Wednesday, May 9, 2012

Upton Sinclair's `No Pasaran!'': An Excerpt

U.S. writer Upton Sinclair’s 1937 book, No Pasaran! (They Shall Not Pass): A Story of the Battle of Madrid, includes the following passages:

(“This book is a cry for freedom, and for decency in human affairs. It deals with one of the great heroic episodes of history, now going on.

“The story of a group of American boys who join the International Brigade and stop the Fascists at the gates of Madrid.”)

“This speaker had not merely watched the outbreak of the rebellion, but he had studied its causes, and undertook to explain them. To understand such a struggle, you had to know the economic forces underlying it. Nearly half the land of Spain belonged to the Catholic Church, and the income from it went to keep a horde of parasites, who taught the women and children superstition, and had kept Spain a backward land ever since the days of the Inquisition. Most of the remaining land belonged to landlords, many of whom lived abroad upon the sweated labor of the peasants. Landless workers earned as low as nine cents a day; and the workers of the city were nearly as badly off—the speaker had seen three married couples living in one room not more than ten feet square.

“Against such conditions the people had been fighting for centuries. Of late years they had done what American conservatives all advised; they had trusted to evolution, not revolution, to ballots, not bullets; their political parties had united and elected a majority of the parliament. It was false to say, as most accounts in newspapers did, that the government of Spain was a `Red’ government; there had not been a single Communist nor Socialist in that government; it had been about what the `New Deal’ government of the United States was, and had tried to pass much the same sort of measures.

“But the landlords and aristocrats of Spain, and the higher prelates of the Church, could not endure to see the power pass from their hands; they were no more willing to surrender their privileges to legislative action than they would have been to physical force.

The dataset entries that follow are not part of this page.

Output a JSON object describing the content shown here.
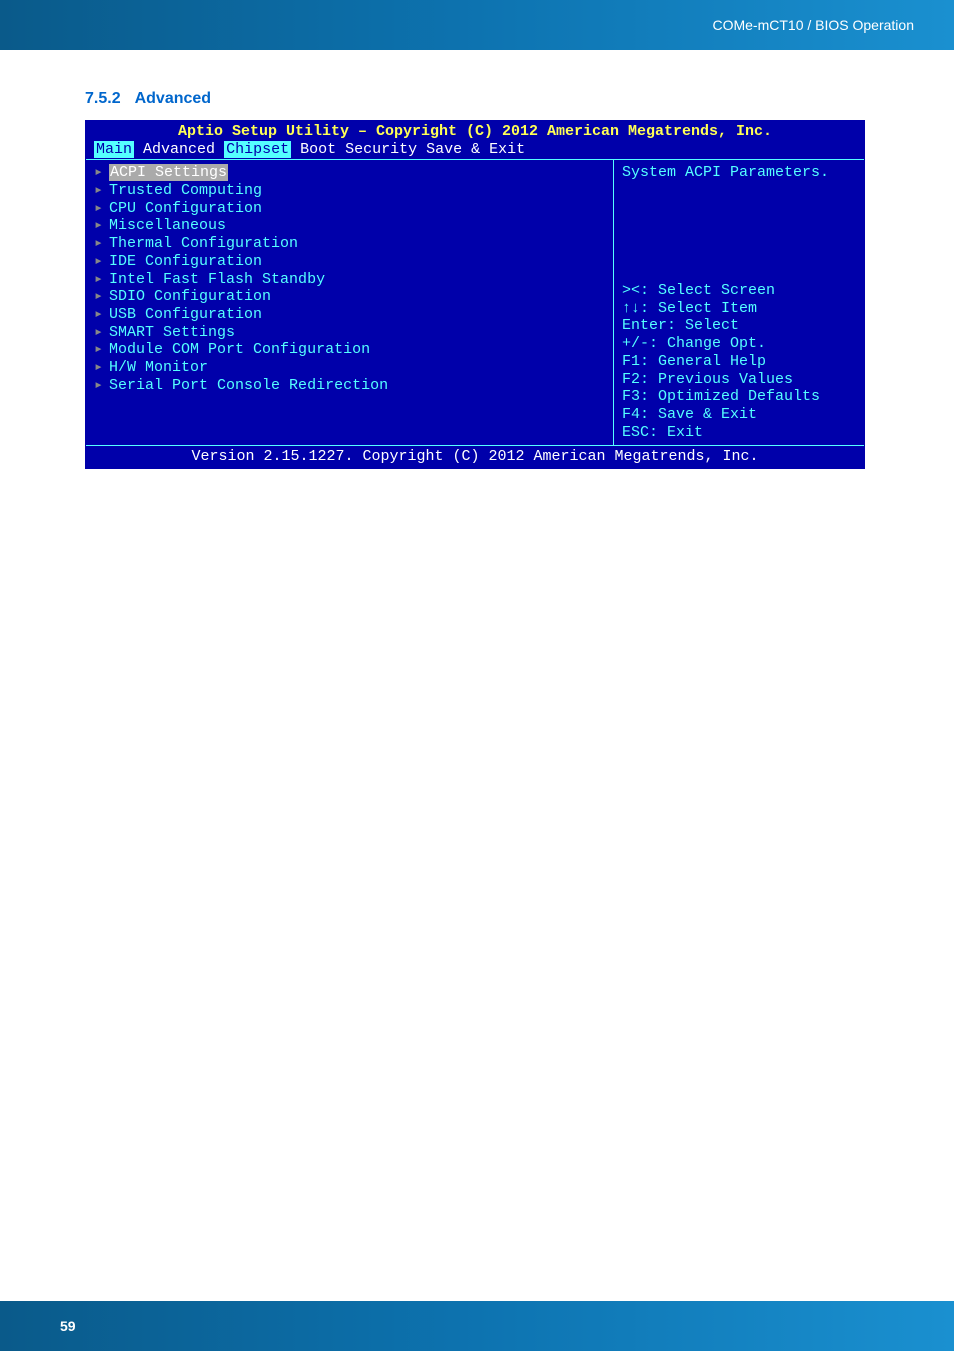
{
  "banner": {
    "title": "COMe-mCT10 / BIOS Operation"
  },
  "section": {
    "number": "7.5.2",
    "title": "Advanced"
  },
  "bios": {
    "header": "Aptio Setup Utility – Copyright (C) 2012 American Megatrends, Inc.",
    "tabs": {
      "main": "Main",
      "advanced": "Advanced",
      "chipset": "Chipset",
      "boot": "Boot",
      "security": "Security",
      "save_exit": "Save & Exit"
    },
    "menu": {
      "acpi": "ACPI Settings",
      "trusted": "Trusted Computing",
      "cpu": "CPU Configuration",
      "misc": "Miscellaneous",
      "thermal": "Thermal Configuration",
      "ide": "IDE Configuration",
      "intel_fast": "Intel Fast Flash Standby",
      "sdio": "SDIO Configuration",
      "usb": "USB Configuration",
      "smart": "SMART Settings",
      "module_com": "Module COM Port Configuration",
      "hw_monitor": "H/W Monitor",
      "serial_port": "Serial Port Console Redirection"
    },
    "help": {
      "description": "System ACPI Parameters.",
      "nav1": "><: Select Screen",
      "nav2": "↑↓: Select Item",
      "nav3": "Enter: Select",
      "nav4": "+/-: Change Opt.",
      "nav5": "F1: General Help",
      "nav6": "F2: Previous Values",
      "nav7": "F3: Optimized Defaults",
      "nav8": "F4: Save & Exit",
      "nav9": "ESC: Exit"
    },
    "footer": "Version 2.15.1227. Copyright (C) 2012 American Megatrends, Inc."
  },
  "page": {
    "number": "59"
  }
}
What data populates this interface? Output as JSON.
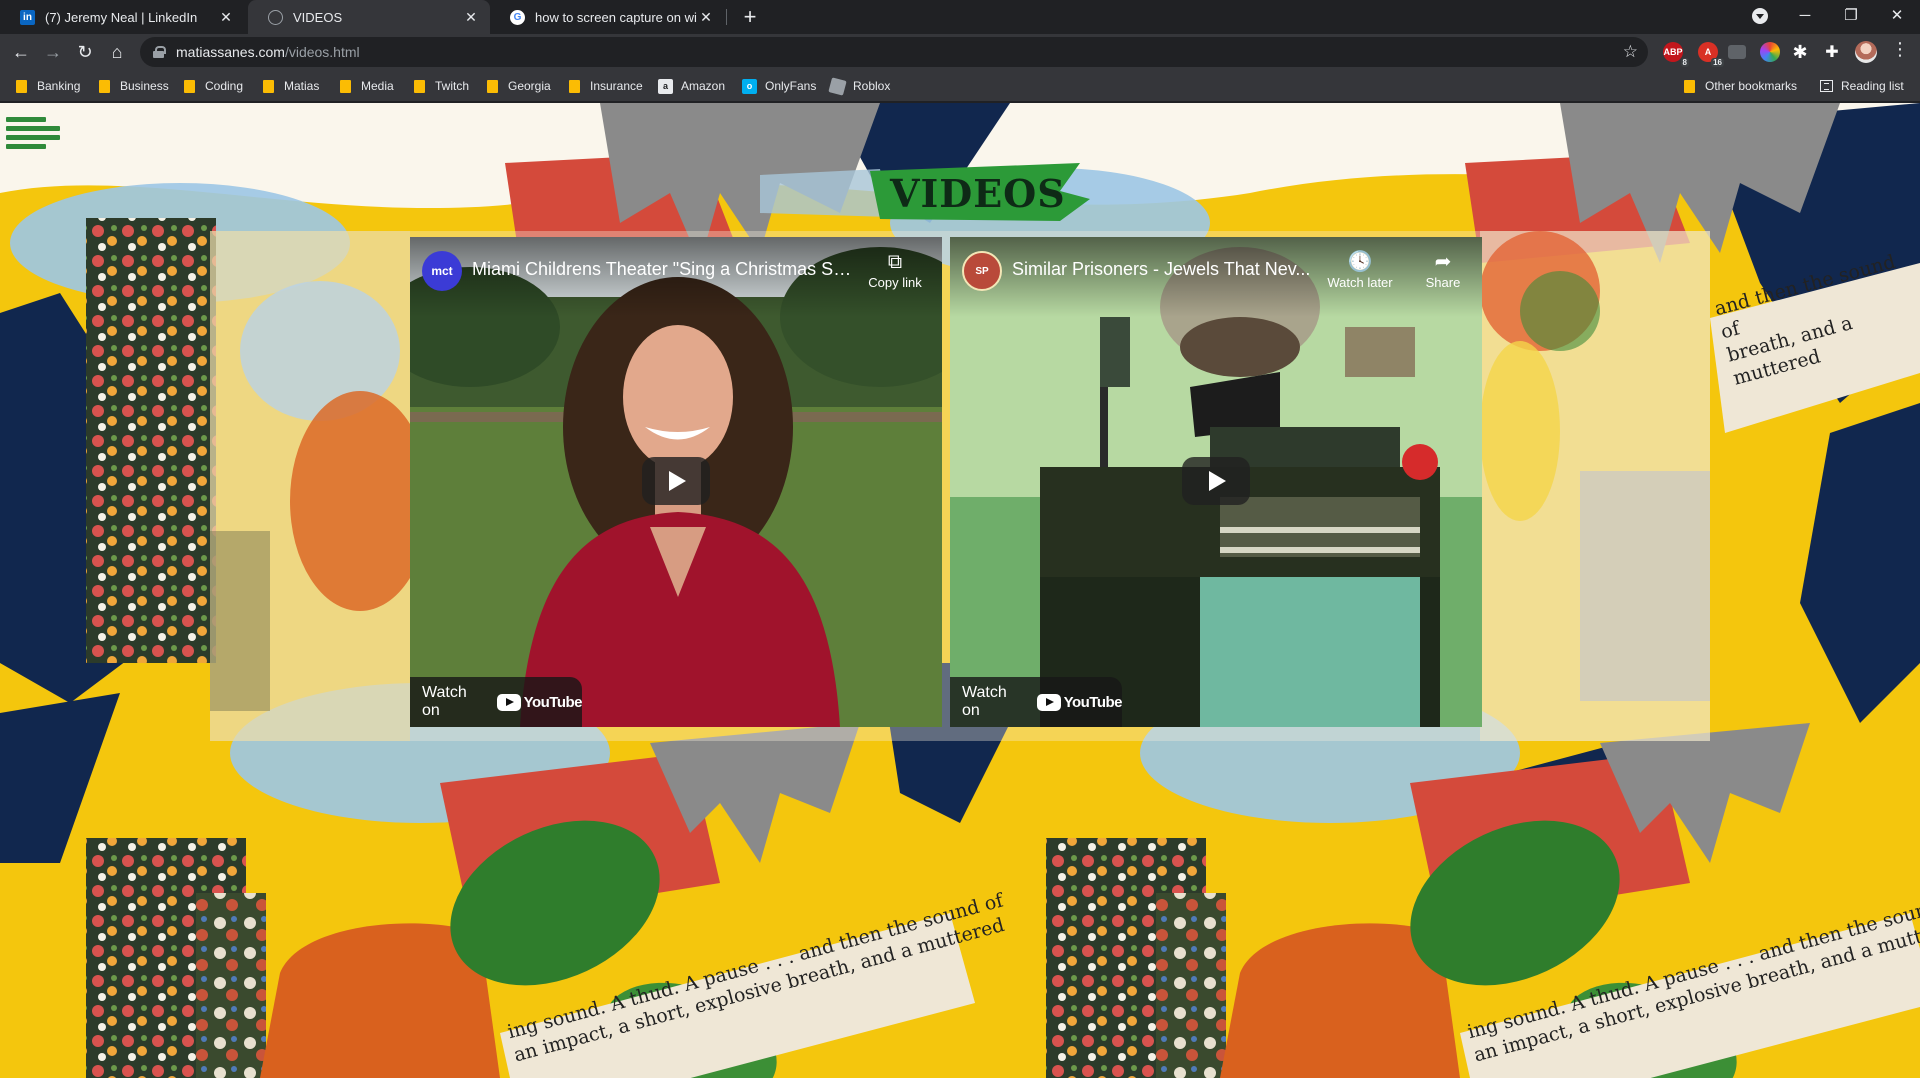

The revolt had been an attempt at counter-revolution, backed by all the reactionary elements in the country, and now by those of the whole world. The people of Spain were with the government, and no one knew it better than the Fascist leaders…

“The second speaker was a woman official of a garment-workers’ union. The task assigned her by the chairman was to explain the world meaning of this war—no small task for a small woman…She talked in a matter-of-fact way, without any flights of oratory…

“The process of competition was one in which the big fellows ate up the little ones; it was obvious, said the woman, that this process must break down when the last little one had been eaten. The rich now got so much, and the poor so little, that the latter could no longer purchase the products of industry, and that was a `depression.’ Big business was driven out to seek foreign markets, and that made war in the modern world.

“It also made Fascism, asserted the speaker; the last stage of capitalism before it collapsed from its internal contradictions. When the capitalists could no longer provide jobs for their workers, and saw them on the point of revolting and seizing the industries, they abolished democracy and set up a dictatorship, to suppress the workers at home, and seize colonies and trade advantages abroad. Fascism had been defined as `capitalism plus murder.’

“The Fascist dictatorships had developed a technique, now plainly visible in action. They started propaganda in other countries, and supplied money and ideas to Fascist groups; a revolt was started, and arms and `volunteers’ were sent to set up another Fascist state. Such was the meaning of Spain; and as soon as that job was finished, the technique would be applied to Czechoslovakia. Next it would be the turn of Belgium, France, Holland…One by one the democratic nations would be undermined…

“…In Germany, Italy, and Japan the whole surplus revenue was going into war preparations; they had solved their unemployment problem that way, and if they stopped arming, there would be starvation and chaos. The very process of arming made war inevitable…

“…In the evening Rudy came home and carried out his promise…to read the pamphlet…Rudy had been putting it off night after night, because of a general prejudice against pamphlets. If a writer had anything of important to say, he would put it into a book, and it would carry the imprint of some established publishing house, and would become required reading in Economics 17a. But a cheap pamphlet, written by a nobody, and circulated by amiable dreamers…In either case, the prospect was boredom.

“Rudy had a good mind, but had seldom applied it, except immediately before exams, and then just enough to get a `gentleman’s C.’ Now he buckled down to the pamphlet, and was surprised to find a clear explanation of depressions and what caused them. It seemed too good to be true—that the vast and universal distress of the world could be analyzed so simply, and made so plain, even to a dub like him. The greatest statesmen and editors were baffled by this problem—and here was a solution offered by an obscure Socialist, no doubt some workingman like that marine engineer whom Rudy had heard, or that woman labor leader. It seemed extremely unlikely that they could be right, and he wished his professor of economics were in town, so that he could ask about it. To think for himself was something that appalled him…

“Try as he would, Rudy could not help being impressed by the clearness of this argument, and also of the remedies suggested. He tried to recall all the things his professors had told him about the fallacies of Socialism…He wished he had paid more attention to their lectures, so that he would not feel so helpless now…”

No comments: